Observation data (J2000 epoch)
Constellation Virgo
Right ascension 13h 25m 48.6s[1]
Declination −11° 36′ 38″[1]
Redshift 0.003903[1]
Helio radial velocity 1170[1]
Apparent magnitude (V) 17.0[1]
Notable features Blue compact galaxy
Other designations
POX 186, PGC 46982[1]
See also: Galaxy, List of galaxies

POX 186 (also known as PGC 46982), located in the constellation Virgo, is a dwarf galaxy that is still forming. The galaxy is considered very small and distorted compared to most older galaxies, such as our own Milky Way Galaxy. It is currently believed to have first begun forming when two enormous clouds of gas and stars crashed into each other less than 100 million years ago, sparking new stars to form. Some people believe this may be direct evidence of a new theory, speculating that later-forming galaxies in our universe are smaller than galaxies that have been around for billions of years. POX 186 appears near the star Spica, the brightest star in Virgo.

References[edit]
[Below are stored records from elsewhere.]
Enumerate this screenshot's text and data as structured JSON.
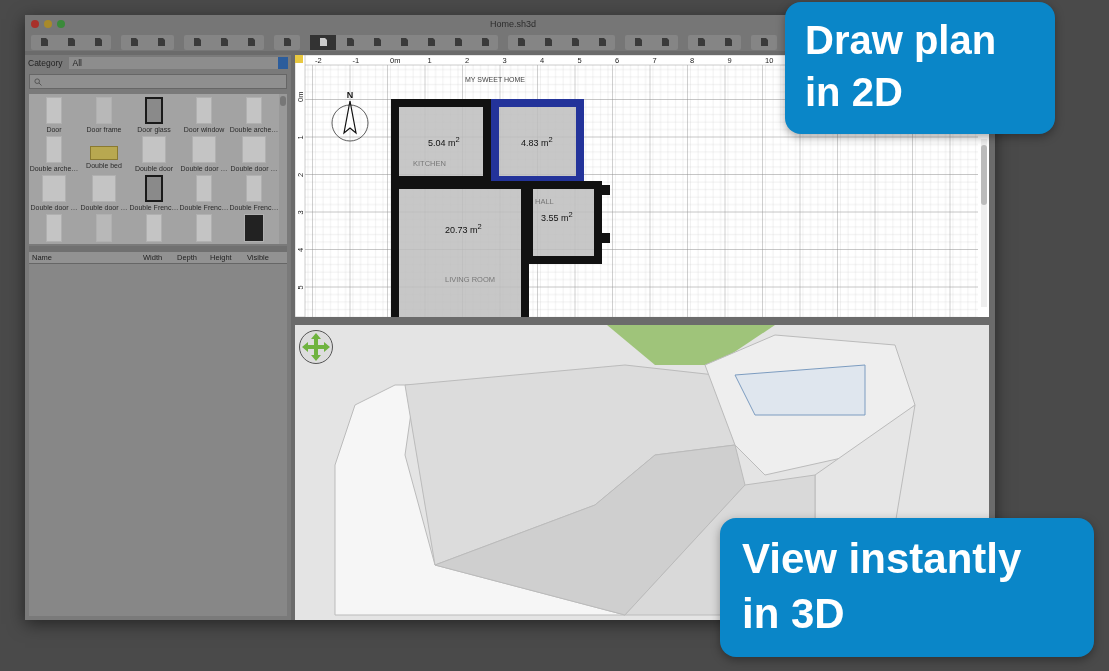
{
  "window": {
    "title": "Home.sh3d"
  },
  "toolbar": [
    [
      {
        "selected": false
      },
      {
        "selected": false
      },
      {
        "selected": false
      }
    ],
    [
      {
        "selected": false
      },
      {
        "selected": false
      }
    ],
    [
      {
        "selected": false
      },
      {
        "selected": false
      },
      {
        "selected": false
      }
    ],
    [
      {
        "selected": false
      }
    ],
    [
      {
        "selected": true
      },
      {
        "selected": false
      },
      {
        "selected": false
      },
      {
        "selected": false
      },
      {
        "selected": false
      },
      {
        "selected": false
      },
      {
        "selected": false
      }
    ],
    [
      {
        "selected": false
      },
      {
        "selected": false
      },
      {
        "selected": false
      },
      {
        "selected": false
      }
    ],
    [
      {
        "selected": false
      },
      {
        "selected": false
      }
    ],
    [
      {
        "selected": false
      },
      {
        "selected": false
      }
    ],
    [
      {
        "selected": false
      }
    ]
  ],
  "catalog": {
    "category_label": "Category",
    "category_value": "All",
    "items": [
      {
        "label": "Door",
        "kind": "door"
      },
      {
        "label": "Door frame",
        "kind": "frame"
      },
      {
        "label": "Door glass",
        "kind": "glass"
      },
      {
        "label": "Door window",
        "kind": "door"
      },
      {
        "label": "Double arche…",
        "kind": "door"
      },
      {
        "label": "Double arche…",
        "kind": "door"
      },
      {
        "label": "Double bed",
        "kind": "bed"
      },
      {
        "label": "Double door",
        "kind": "wide"
      },
      {
        "label": "Double door …",
        "kind": "wide"
      },
      {
        "label": "Double door …",
        "kind": "wide"
      },
      {
        "label": "Double door …",
        "kind": "wide"
      },
      {
        "label": "Double door …",
        "kind": "wide"
      },
      {
        "label": "Double Frenc…",
        "kind": "glass"
      },
      {
        "label": "Double Frenc…",
        "kind": "door"
      },
      {
        "label": "Double Frenc…",
        "kind": "door"
      }
    ]
  },
  "furniture_table": {
    "columns": [
      "Name",
      "Width",
      "Depth",
      "Height",
      "Visible"
    ]
  },
  "plan": {
    "title": "MY SWEET HOME",
    "compass": "N",
    "x_ruler": [
      "-2",
      "-1",
      "0m",
      "1",
      "2",
      "3",
      "4",
      "5",
      "6",
      "7",
      "8",
      "9",
      "10"
    ],
    "y_ruler": [
      "0m",
      "1",
      "2",
      "3",
      "4",
      "5"
    ],
    "rooms": [
      {
        "area": "5.04 m$^{2}$",
        "name": "KITCHEN",
        "selected": false
      },
      {
        "area": "4.83 m$^{2}$",
        "selected": true
      },
      {
        "area": "20.73 m$^{2}$",
        "name": "LIVING ROOM",
        "selected": false
      },
      {
        "area": "3.55 m$^{2}$",
        "name": "HALL",
        "selected": false
      }
    ]
  },
  "callouts": [
    {
      "text": "Draw plan\nin 2D"
    },
    {
      "text": "View instantly\nin 3D"
    }
  ]
}
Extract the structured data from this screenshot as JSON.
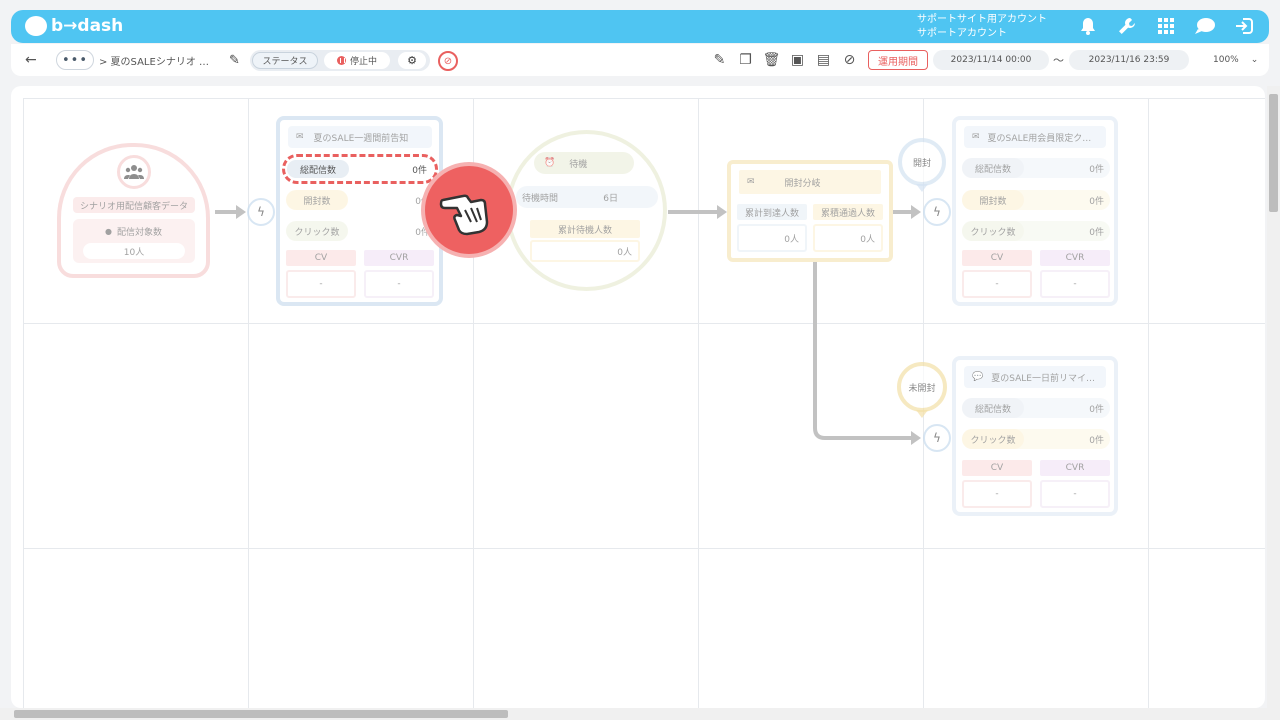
{
  "header": {
    "logo": "b→dash",
    "account_line1": "サポートサイト用アカウント",
    "account_line2": "サポートアカウント",
    "icons": [
      "bell-icon",
      "wrench-icon",
      "grid-icon",
      "chat-icon",
      "logout-icon"
    ]
  },
  "toolbar": {
    "back": "←",
    "more": "•••",
    "breadcrumb": "> 夏のSALEシナリオ …",
    "status_label": "ステータス",
    "status_value": "停止中",
    "period_label": "運用期間",
    "start_date": "2023/11/14 00:00",
    "tilde": "〜",
    "end_date": "2023/11/16 23:59",
    "zoom": "100%"
  },
  "colors": {
    "brand": "#4fc5f2",
    "alert": "#e9605f",
    "audience_border": "#f3c2c2",
    "mail_border": "#c8dcef",
    "wait_border": "#e2e6c8",
    "branch_border": "#f3e0a7"
  },
  "flow": {
    "audience": {
      "title": "シナリオ用配信顧客データ",
      "count_label": "配信対象数",
      "count_value": "10人"
    },
    "mail1": {
      "title": "夏のSALE一週間前告知",
      "sent_label": "総配信数",
      "sent_value": "0件",
      "open_label": "開封数",
      "open_value": "0件",
      "click_label": "クリック数",
      "click_value": "0件",
      "cv_label": "CV",
      "cv_value": "-",
      "cvr_label": "CVR",
      "cvr_value": "-"
    },
    "wait": {
      "title": "待機",
      "time_label": "待機時間",
      "time_value": "6日",
      "total_label": "累計待機人数",
      "total_value": "0人"
    },
    "branch": {
      "title": "開封分岐",
      "reach_label": "累計到達人数",
      "reach_value": "0人",
      "pass_label": "累積通過人数",
      "pass_value": "0人"
    },
    "open_tag": "開封",
    "unopen_tag": "未開封",
    "mail2": {
      "title": "夏のSALE用会員限定ク…",
      "sent_label": "総配信数",
      "sent_value": "0件",
      "open_label": "開封数",
      "open_value": "0件",
      "click_label": "クリック数",
      "click_value": "0件",
      "cv_label": "CV",
      "cv_value": "-",
      "cvr_label": "CVR",
      "cvr_value": "-"
    },
    "mail3": {
      "title": "夏のSALE一日前リマイ…",
      "sent_label": "総配信数",
      "sent_value": "0件",
      "click_label": "クリック数",
      "click_value": "0件",
      "cv_label": "CV",
      "cv_value": "-",
      "cvr_label": "CVR",
      "cvr_value": "-"
    }
  }
}
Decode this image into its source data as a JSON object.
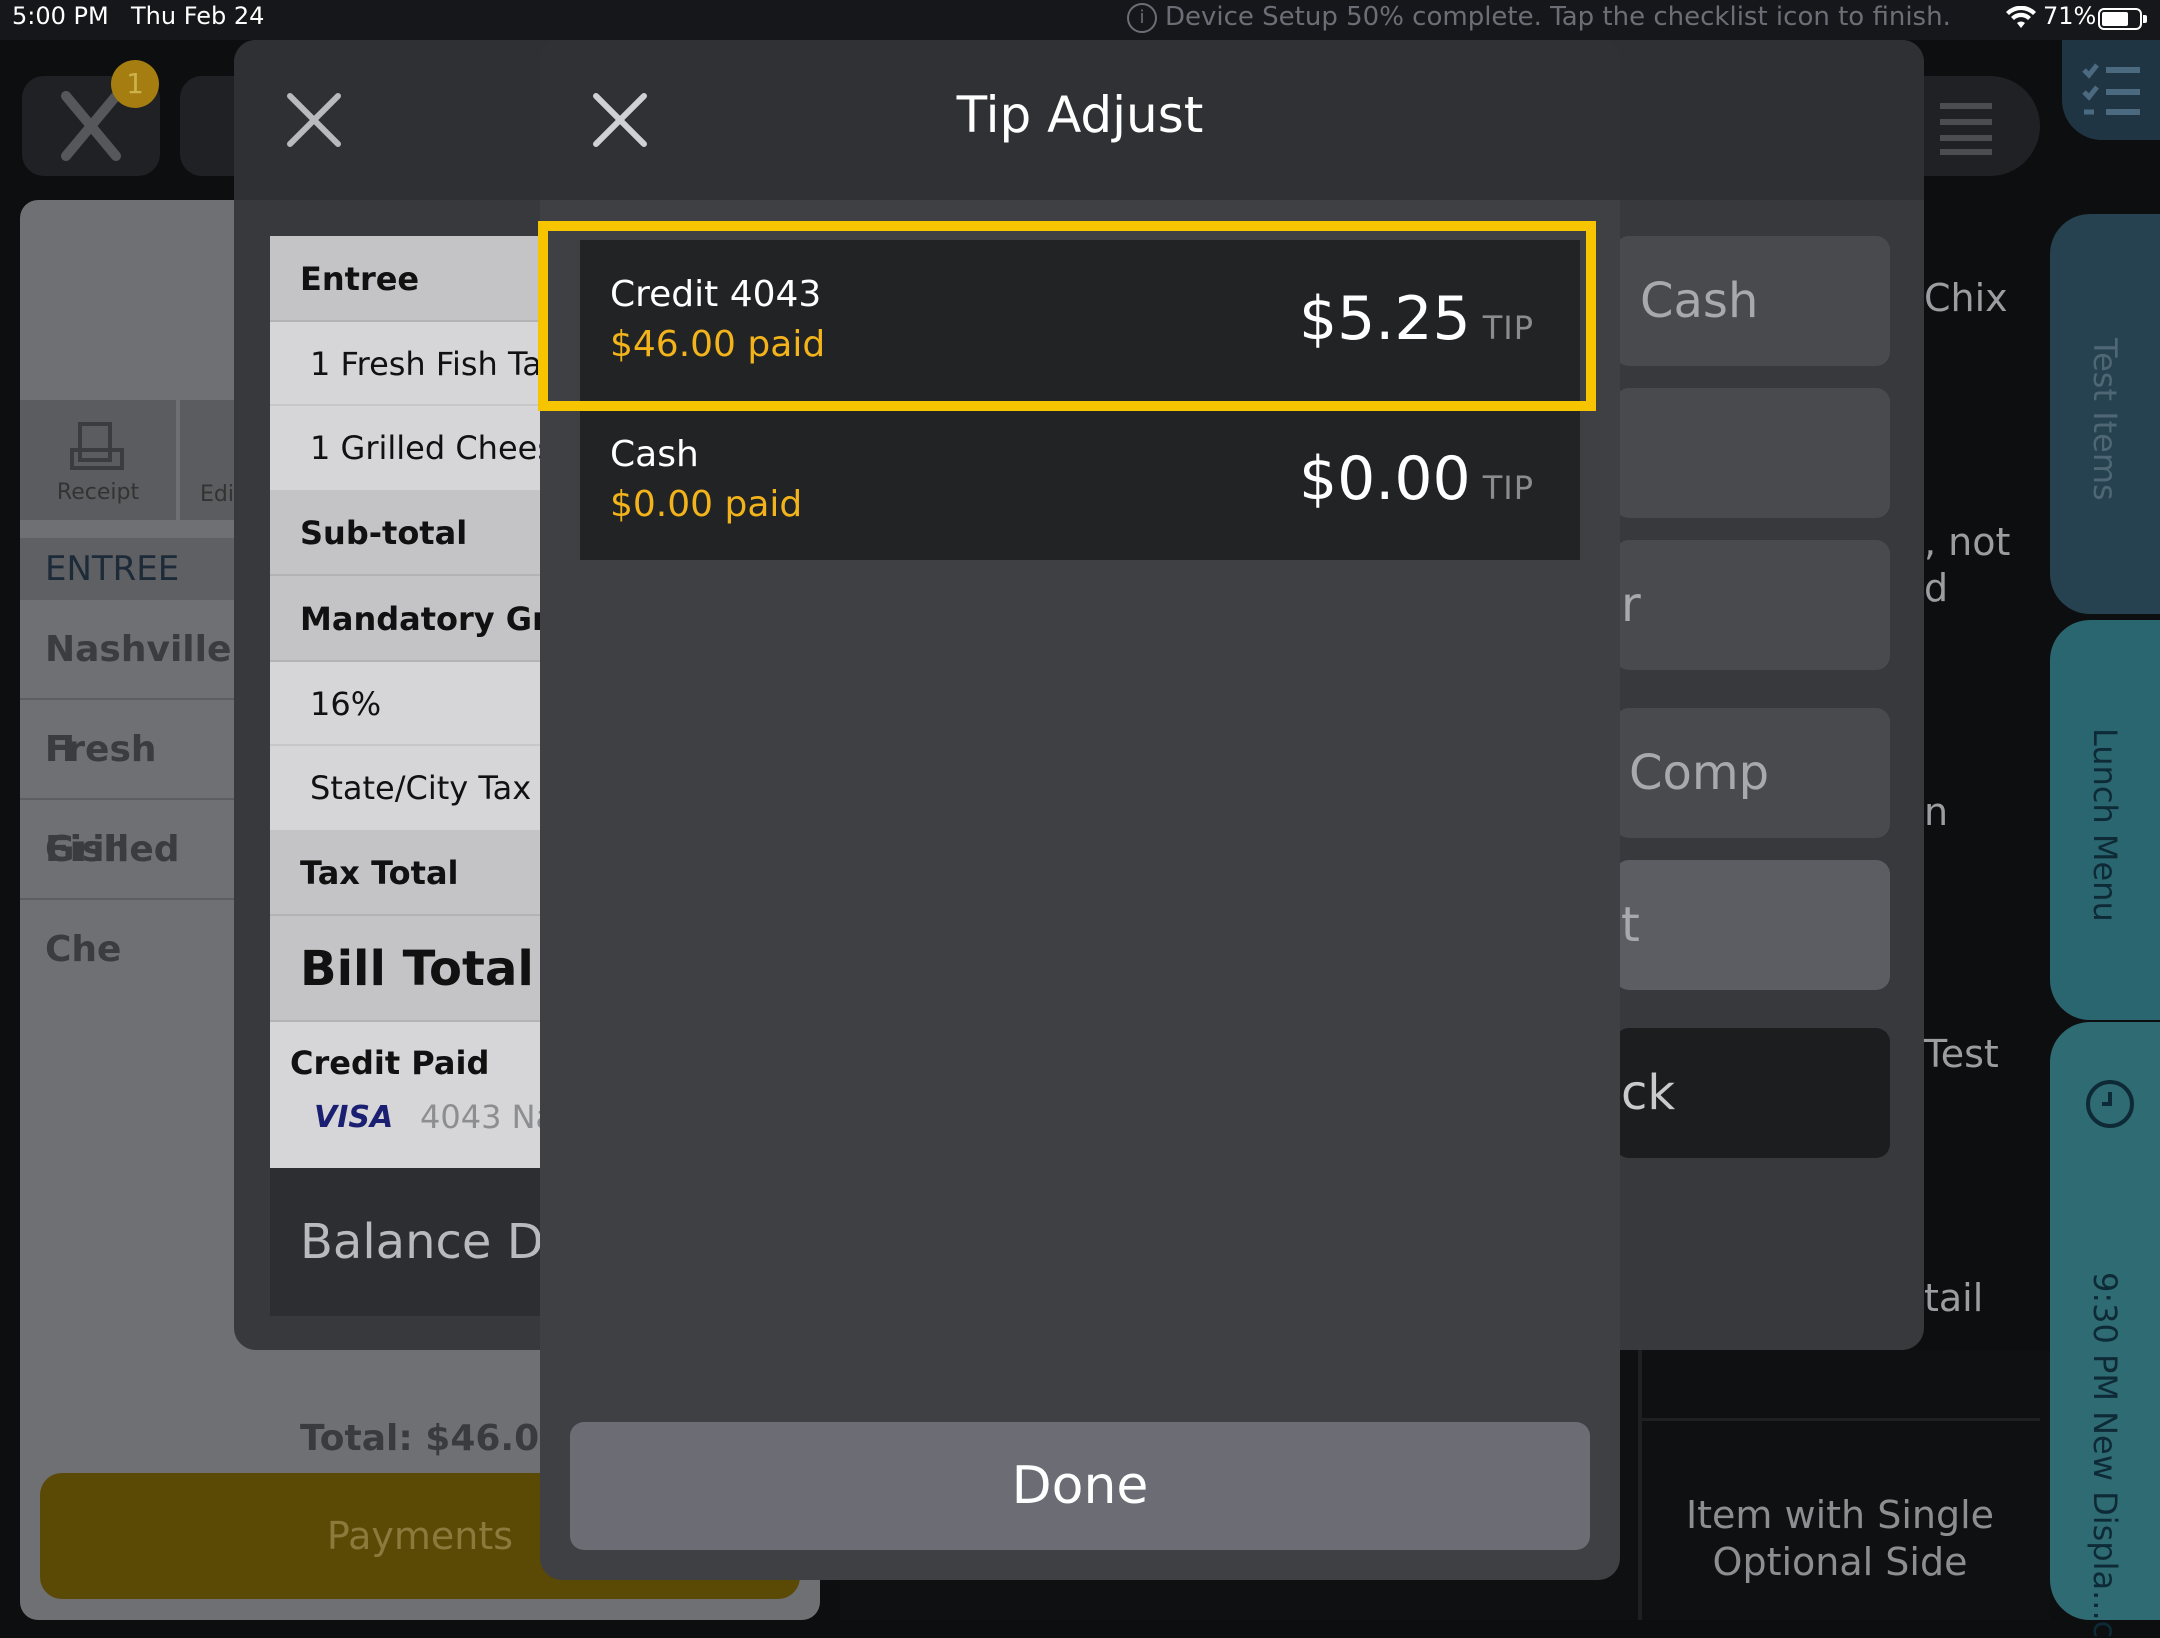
{
  "status_bar": {
    "time": "5:00 PM",
    "date": "Thu Feb 24",
    "notice": "Device Setup 50% complete. Tap the checklist icon to finish.",
    "battery": "71%"
  },
  "background": {
    "badge_count": "1",
    "receipt_label": "Receipt",
    "edit_label": "Edi",
    "entree_header": "ENTREE",
    "menu_items": [
      "Nashville H",
      "Fresh Fish",
      "Grilled Che"
    ],
    "total": "Total: $46.00",
    "payments_label": "Payments",
    "right_texts": [
      "Chix",
      ", not",
      "d",
      "n",
      "Test",
      "tail"
    ],
    "grid_item": "Item with Single Optional Side",
    "side_tabs": [
      "Test Items",
      "Lunch Menu",
      "9:30 PM New Displa...c"
    ]
  },
  "payment_modal": {
    "sections": {
      "entree": "Entree",
      "items": [
        "1 Fresh Fish Tac",
        "1 Grilled Chees"
      ],
      "subtotal": "Sub-total",
      "mandatory": "Mandatory Gra",
      "pct": "16%",
      "tax_line": "State/City Tax",
      "tax_total": "Tax Total",
      "bill_total": "Bill Total",
      "credit_paid": "Credit Paid",
      "card_brand": "VISA",
      "card_detail": "4043 Na",
      "balance_due": "Balance Du"
    },
    "buttons": [
      "Cash",
      "",
      "r",
      "Comp",
      "t",
      "ck"
    ]
  },
  "tip_adjust": {
    "title": "Tip Adjust",
    "payments": [
      {
        "name": "Credit 4043",
        "paid": "$46.00 paid",
        "tip": "$5.25",
        "tip_label": "TIP",
        "highlighted": true
      },
      {
        "name": "Cash",
        "paid": "$0.00 paid",
        "tip": "$0.00",
        "tip_label": "TIP",
        "highlighted": false
      }
    ],
    "done_label": "Done"
  },
  "colors": {
    "accent_paid": "#f2b31b",
    "highlight": "#f6c500",
    "side_tab": "#2f6b73"
  }
}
  1. ^ a b c d e f "Results for NGC 7582". NASA/IPAC Extragalactic Database. Retrieved January 7, 2017. 

Sources[edit]